The can be no greater contrast among nineteenth century artists, perhaps, between Courbet and Georges Seurat (1859-91). However Seurat’s only known painting featuring the female nude, Poseuses (Models or Posers) (1886-8), deals with common elements: three nudes (which are almost certainly three different views of the same model), and landscape paintings. These have recently been analysed in depth by Michelle Foa.
The painting on the left wall is clearly Seurat’s monumental work La Grande Jatte (1884-6), which itself poses many questions and offers a multitude of readings. Given that Poseuses dates consecutively with that painting, it is feasible that La Grande Jatte was still in Seurat’s studio when he started Poseuses in 1886.
The four paintings on the far wall are shown more indistinctly and are thus harder to identify. The pair on the left are most probably two from Seurat’s series of works depicting ports on the north coast of France, as might be that on the right. The largest in the centre appears to be a portrait. Unfortunately none seems to match in form other paintings completed by Seurat prior to 1888.
Foa argues that Poseuses is “an extended and sophisticated exposition of the physiological grounds of vision”. In that La Grande Jatte contrasts with Poseuses in its deep spatial effect, against which the illegible flatness of these four smaller paintings makes further contrast. She thus considers that, in showing one deep painting within the whole painting of Poseuses, Seurat is able to make that comparison, as a quotation, perhaps.
Foa M (2015) Georges Seurat: The Art of Vision, Yale UP. ISBN 978 0 300 20835 1
Another pair of famous paintings within paintings are those of René Magritte’s La condition humaine (The Human Condition) of 1933 and 1935. As these are still protected by copyright, I can only point you at the account on Wikipedia, which lists some of his other works which use this device, and a full image of the earlier version at the National Gallery of Art, where it is on display.
Magritte himself stressed the effect on the viewer, for whom objects shown in the painting within the painting were both inside the room, and outside in the real landscape.
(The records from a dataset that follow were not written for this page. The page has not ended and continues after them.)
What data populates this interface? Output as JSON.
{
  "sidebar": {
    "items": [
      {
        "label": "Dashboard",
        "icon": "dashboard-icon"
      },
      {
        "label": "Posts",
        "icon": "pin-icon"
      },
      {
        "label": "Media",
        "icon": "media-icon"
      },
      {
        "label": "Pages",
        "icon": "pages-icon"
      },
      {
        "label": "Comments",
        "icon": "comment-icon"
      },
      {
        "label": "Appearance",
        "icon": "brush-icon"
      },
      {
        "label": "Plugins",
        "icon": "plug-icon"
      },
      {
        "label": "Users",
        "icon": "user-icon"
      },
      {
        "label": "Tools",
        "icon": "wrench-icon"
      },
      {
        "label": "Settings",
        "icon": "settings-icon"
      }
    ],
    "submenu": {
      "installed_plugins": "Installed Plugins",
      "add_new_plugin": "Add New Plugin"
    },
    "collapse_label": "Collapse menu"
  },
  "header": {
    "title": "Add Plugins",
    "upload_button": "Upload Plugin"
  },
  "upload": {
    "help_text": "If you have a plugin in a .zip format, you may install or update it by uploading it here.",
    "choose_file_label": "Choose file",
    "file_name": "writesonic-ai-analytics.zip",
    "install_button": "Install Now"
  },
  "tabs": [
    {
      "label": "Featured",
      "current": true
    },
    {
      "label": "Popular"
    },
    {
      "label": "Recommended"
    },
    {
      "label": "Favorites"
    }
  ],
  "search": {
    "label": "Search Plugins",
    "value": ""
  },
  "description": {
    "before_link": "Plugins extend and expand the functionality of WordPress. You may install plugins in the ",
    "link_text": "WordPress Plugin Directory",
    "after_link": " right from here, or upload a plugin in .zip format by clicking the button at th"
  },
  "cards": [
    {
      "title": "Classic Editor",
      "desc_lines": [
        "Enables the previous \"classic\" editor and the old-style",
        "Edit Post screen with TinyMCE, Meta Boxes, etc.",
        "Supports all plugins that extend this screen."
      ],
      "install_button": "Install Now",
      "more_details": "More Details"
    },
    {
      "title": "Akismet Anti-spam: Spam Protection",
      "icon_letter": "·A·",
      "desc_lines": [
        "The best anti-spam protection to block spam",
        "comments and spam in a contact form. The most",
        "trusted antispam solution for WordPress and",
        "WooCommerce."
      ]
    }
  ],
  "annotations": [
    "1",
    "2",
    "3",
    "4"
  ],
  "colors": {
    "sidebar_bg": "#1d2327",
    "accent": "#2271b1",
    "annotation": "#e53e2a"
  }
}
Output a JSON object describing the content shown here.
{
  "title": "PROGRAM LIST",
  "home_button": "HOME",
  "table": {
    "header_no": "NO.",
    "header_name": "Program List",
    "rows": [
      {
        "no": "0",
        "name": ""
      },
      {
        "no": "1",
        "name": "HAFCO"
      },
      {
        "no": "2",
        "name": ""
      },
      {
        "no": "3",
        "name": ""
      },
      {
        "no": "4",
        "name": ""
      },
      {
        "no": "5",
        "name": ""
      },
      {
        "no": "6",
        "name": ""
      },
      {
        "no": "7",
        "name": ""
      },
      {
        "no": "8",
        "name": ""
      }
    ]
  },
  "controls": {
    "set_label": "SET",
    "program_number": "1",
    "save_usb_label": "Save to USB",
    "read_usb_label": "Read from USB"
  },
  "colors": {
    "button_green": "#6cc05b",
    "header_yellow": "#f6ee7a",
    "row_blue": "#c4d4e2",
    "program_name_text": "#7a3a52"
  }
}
Perhaps that should be the closing vision in this particular theme in landscape paintings.
Paintings showing landscapes confined to cameos seen through windows or other architectural features, or shown inside a painting within the painting, can add the following:
- a landscape to a portrait or painting of other genre,
- information about those portrayed in the foreground,
- a place to put symbolic objects,
- locational information about the whole scene,
- displays of skill of the painter,
- objects linking to the patron or client,
- narrative relationship with the foreground,
- contrasting views which add to the meaning or reading of the whole painting,
- visual conundrums.
Because these landscape elements are constrained within the overall work, the artist has complete control over them, and that is a property which is reflected in their reading too. Such cameo landscapes are never awe-inspiring, but subjugate to the whole.